━━━━━ Supplied material ━━━━━
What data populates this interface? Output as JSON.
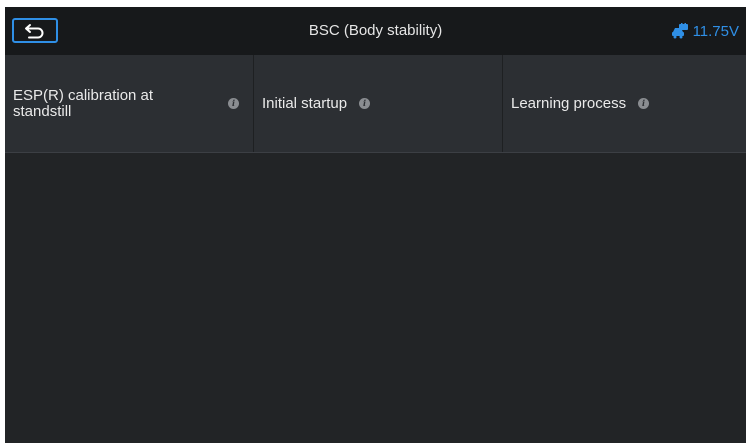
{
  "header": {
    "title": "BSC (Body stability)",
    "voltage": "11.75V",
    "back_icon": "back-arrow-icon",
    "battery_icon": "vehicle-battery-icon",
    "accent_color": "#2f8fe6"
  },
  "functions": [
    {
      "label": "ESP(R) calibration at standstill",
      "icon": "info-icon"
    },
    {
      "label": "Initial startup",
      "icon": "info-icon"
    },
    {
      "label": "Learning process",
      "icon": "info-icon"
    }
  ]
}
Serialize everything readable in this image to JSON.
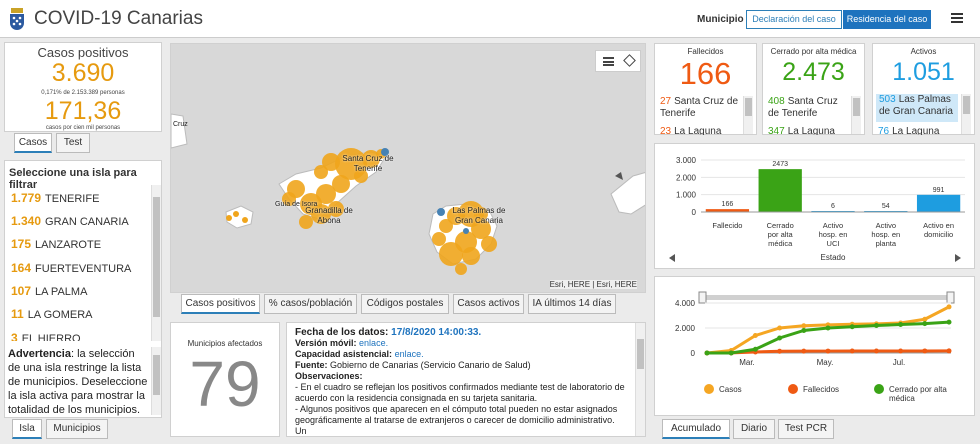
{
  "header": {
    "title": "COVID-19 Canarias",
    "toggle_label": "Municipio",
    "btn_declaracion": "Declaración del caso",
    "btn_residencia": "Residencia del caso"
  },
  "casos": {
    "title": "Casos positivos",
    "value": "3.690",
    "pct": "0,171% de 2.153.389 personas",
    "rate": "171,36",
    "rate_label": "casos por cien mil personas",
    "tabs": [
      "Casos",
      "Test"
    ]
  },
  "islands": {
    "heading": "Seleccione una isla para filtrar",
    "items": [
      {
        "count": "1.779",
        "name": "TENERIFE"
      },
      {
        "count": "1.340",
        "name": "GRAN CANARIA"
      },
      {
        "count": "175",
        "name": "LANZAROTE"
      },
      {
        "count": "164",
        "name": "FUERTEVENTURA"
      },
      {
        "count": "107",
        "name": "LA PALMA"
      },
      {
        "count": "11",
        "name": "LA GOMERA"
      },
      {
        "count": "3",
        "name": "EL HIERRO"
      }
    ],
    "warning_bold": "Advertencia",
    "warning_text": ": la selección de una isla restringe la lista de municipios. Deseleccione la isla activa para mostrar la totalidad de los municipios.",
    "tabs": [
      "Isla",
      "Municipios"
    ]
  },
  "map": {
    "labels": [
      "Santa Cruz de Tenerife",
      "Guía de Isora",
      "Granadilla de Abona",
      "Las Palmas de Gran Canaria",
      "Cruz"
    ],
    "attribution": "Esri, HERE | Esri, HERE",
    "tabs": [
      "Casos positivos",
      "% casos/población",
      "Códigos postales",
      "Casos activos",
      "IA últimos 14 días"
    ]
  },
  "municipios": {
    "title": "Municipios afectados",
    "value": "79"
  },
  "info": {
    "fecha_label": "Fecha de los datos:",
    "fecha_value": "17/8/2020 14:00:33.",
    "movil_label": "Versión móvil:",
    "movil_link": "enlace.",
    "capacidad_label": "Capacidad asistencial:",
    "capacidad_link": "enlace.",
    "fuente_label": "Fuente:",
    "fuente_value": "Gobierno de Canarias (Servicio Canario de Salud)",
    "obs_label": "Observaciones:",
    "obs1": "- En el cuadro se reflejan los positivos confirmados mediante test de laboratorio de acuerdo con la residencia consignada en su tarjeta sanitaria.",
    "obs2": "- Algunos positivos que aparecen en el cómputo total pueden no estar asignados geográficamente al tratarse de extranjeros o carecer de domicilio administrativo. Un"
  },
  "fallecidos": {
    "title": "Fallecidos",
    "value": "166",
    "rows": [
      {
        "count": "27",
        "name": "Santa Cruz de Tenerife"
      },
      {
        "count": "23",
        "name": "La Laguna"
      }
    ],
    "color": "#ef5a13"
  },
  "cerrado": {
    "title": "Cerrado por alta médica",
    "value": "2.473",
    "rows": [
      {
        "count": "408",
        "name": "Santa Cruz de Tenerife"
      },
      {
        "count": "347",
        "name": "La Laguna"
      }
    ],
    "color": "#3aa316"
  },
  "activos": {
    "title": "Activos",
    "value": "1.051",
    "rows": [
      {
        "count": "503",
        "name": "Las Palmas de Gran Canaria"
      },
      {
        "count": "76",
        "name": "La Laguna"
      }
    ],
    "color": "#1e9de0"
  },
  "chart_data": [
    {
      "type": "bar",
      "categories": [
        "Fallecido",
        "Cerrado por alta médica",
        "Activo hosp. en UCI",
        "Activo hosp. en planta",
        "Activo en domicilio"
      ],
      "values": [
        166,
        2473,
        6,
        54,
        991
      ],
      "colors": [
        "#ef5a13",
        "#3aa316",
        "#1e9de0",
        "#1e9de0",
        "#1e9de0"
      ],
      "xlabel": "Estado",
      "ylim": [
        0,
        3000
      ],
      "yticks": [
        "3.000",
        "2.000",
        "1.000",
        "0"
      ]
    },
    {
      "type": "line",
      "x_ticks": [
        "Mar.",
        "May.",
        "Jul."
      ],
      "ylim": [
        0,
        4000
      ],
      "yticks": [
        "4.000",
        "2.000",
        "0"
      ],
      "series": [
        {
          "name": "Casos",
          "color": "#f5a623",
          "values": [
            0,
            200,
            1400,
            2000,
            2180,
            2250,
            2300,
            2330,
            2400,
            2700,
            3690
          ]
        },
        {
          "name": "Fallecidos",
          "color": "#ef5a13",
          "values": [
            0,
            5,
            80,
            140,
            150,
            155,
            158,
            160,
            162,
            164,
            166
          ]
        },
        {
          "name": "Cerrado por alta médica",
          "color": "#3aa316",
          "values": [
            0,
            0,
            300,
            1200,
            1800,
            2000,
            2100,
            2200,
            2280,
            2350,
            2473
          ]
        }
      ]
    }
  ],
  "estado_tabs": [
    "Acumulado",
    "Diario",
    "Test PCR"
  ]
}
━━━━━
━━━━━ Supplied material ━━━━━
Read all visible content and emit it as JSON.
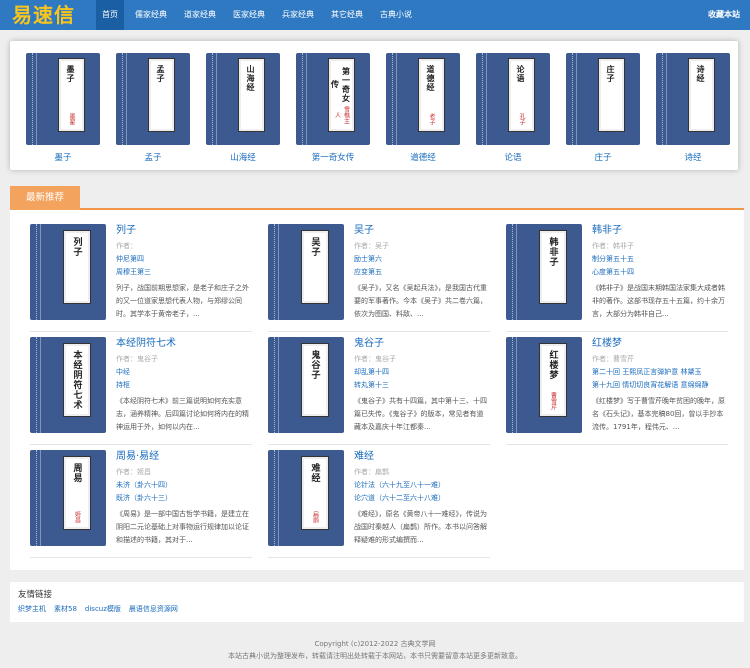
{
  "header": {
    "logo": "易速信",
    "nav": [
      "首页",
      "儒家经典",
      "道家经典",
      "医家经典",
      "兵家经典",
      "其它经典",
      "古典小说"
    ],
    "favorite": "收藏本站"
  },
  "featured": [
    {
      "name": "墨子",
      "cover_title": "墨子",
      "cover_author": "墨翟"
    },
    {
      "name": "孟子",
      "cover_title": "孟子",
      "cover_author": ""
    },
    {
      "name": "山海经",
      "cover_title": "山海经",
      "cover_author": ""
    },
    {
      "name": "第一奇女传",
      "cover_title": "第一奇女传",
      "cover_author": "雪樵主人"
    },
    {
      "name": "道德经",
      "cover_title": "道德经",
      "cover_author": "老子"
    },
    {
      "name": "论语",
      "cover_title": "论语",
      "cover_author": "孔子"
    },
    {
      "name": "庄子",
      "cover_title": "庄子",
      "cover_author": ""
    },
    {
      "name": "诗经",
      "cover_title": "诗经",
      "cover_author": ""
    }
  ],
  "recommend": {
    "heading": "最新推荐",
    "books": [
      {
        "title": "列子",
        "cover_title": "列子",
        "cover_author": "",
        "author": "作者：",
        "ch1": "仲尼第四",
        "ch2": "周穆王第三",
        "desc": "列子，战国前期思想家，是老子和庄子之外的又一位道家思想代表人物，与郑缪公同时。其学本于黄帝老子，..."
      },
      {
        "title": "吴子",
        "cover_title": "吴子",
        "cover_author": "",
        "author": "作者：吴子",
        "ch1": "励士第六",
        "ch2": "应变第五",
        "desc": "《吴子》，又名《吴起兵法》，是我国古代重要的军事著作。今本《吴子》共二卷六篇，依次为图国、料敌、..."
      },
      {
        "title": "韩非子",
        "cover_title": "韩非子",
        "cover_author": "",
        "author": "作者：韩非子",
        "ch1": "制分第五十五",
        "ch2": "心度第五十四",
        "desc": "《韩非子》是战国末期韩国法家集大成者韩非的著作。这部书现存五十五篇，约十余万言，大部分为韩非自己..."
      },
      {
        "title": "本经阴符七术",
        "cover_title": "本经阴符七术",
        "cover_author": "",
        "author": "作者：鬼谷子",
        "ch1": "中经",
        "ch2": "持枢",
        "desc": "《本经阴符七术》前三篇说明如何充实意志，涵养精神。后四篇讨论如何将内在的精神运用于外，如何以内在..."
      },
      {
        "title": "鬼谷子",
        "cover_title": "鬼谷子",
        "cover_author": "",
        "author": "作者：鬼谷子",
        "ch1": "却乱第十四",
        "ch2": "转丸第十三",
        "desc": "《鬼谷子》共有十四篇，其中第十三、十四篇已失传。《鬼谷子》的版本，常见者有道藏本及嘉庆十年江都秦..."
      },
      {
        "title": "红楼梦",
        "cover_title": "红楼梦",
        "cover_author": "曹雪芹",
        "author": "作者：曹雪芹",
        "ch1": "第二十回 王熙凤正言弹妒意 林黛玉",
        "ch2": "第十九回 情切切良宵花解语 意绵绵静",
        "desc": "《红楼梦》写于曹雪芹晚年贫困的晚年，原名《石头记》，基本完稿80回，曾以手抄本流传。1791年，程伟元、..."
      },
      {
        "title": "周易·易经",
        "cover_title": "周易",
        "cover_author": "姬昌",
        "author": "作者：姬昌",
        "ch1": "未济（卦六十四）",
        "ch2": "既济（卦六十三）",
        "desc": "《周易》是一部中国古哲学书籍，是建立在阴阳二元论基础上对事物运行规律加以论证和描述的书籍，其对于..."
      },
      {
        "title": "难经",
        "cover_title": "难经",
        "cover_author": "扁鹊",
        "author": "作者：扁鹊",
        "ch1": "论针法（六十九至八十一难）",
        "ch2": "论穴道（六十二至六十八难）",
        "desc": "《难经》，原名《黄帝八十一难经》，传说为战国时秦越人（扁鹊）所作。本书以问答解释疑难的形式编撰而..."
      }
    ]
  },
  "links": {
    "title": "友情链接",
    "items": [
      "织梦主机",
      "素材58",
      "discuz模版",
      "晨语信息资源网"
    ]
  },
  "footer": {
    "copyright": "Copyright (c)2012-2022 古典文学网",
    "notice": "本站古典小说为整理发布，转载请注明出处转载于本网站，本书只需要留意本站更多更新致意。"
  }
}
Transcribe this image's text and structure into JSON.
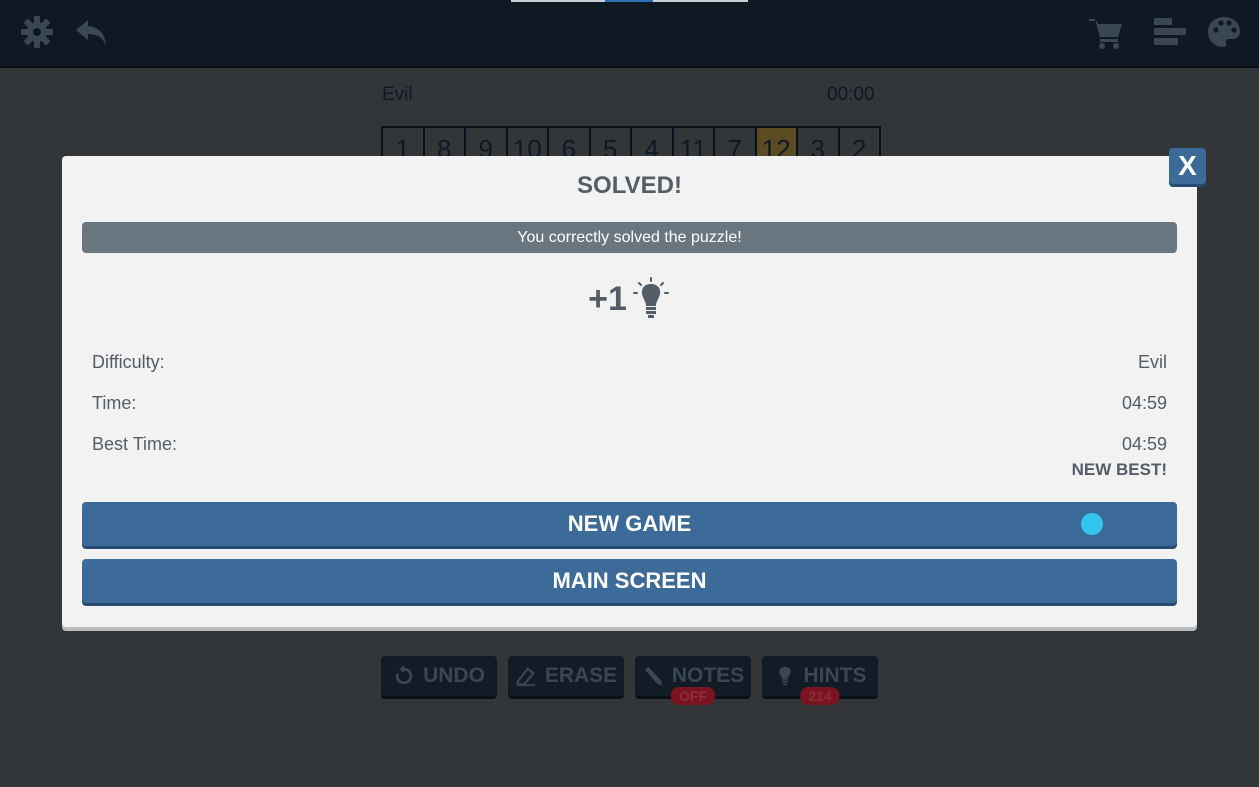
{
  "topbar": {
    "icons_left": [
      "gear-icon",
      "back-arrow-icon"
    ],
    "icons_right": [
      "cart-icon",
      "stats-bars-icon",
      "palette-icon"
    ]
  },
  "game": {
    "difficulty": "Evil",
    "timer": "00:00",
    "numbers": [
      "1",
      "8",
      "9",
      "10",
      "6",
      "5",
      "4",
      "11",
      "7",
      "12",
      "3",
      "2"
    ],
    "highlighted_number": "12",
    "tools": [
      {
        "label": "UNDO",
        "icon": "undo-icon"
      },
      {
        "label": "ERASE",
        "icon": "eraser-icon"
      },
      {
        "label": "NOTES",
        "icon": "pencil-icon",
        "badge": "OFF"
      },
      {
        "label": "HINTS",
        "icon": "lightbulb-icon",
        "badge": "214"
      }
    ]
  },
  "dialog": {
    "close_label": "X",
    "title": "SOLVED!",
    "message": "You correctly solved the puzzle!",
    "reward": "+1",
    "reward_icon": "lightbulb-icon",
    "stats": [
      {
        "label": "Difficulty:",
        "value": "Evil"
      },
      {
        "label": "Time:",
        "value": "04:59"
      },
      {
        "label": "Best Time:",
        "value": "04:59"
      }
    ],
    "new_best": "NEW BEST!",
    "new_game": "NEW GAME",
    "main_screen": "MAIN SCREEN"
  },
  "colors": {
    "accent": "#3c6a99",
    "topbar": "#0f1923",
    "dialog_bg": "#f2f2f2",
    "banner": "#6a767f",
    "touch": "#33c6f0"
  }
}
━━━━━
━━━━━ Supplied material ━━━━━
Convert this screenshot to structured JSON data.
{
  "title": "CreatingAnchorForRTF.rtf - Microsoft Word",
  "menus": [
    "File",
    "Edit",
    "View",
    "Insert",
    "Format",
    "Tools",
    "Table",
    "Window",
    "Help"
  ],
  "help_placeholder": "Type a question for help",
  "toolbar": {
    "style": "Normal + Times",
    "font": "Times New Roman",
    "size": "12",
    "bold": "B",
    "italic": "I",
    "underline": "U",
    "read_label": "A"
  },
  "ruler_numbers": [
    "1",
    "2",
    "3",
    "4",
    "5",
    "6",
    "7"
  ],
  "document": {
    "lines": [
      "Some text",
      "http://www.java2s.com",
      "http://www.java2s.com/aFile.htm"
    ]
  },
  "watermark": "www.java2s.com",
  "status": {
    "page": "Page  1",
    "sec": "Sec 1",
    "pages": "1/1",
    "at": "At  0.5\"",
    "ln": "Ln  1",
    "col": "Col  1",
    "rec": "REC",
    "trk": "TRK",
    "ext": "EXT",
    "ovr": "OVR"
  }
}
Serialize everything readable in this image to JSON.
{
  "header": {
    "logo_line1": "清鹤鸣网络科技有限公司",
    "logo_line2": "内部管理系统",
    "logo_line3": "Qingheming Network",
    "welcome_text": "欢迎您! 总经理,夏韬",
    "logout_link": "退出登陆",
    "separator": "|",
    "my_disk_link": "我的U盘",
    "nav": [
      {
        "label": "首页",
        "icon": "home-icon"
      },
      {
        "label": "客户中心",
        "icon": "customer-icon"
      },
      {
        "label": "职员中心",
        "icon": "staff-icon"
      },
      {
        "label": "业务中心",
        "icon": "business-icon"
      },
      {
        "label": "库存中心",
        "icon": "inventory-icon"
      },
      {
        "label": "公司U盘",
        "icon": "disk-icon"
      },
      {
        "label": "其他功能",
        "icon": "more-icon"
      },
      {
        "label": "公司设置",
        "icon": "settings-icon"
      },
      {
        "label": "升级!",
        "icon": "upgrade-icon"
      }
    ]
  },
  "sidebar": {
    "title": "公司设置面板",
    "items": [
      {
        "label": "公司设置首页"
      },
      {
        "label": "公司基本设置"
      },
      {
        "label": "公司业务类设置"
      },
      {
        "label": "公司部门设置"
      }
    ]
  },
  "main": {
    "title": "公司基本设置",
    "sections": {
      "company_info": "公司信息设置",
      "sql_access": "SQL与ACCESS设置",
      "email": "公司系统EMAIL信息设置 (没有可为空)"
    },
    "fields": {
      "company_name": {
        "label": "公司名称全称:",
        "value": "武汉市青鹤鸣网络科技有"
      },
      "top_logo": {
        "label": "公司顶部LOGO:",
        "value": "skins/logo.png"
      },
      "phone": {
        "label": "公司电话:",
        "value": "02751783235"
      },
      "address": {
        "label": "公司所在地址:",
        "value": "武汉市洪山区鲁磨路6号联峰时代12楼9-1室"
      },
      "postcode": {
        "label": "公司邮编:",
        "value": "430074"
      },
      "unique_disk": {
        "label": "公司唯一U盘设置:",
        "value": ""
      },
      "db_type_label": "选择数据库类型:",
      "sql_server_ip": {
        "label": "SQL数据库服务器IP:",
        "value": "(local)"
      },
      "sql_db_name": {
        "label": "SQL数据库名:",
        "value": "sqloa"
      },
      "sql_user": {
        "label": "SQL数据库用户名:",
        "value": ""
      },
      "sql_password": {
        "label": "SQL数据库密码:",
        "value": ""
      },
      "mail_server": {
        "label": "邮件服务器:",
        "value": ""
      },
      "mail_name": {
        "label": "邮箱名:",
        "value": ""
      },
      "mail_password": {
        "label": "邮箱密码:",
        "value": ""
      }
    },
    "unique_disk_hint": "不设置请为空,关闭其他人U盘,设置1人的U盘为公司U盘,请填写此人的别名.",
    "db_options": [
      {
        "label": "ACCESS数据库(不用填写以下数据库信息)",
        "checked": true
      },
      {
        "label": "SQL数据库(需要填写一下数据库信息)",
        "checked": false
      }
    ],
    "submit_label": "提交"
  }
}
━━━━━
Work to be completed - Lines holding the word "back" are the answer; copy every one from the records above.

Result of the task -
    "back_icon": "back-arrow-icon",
      "back-arrow-icon"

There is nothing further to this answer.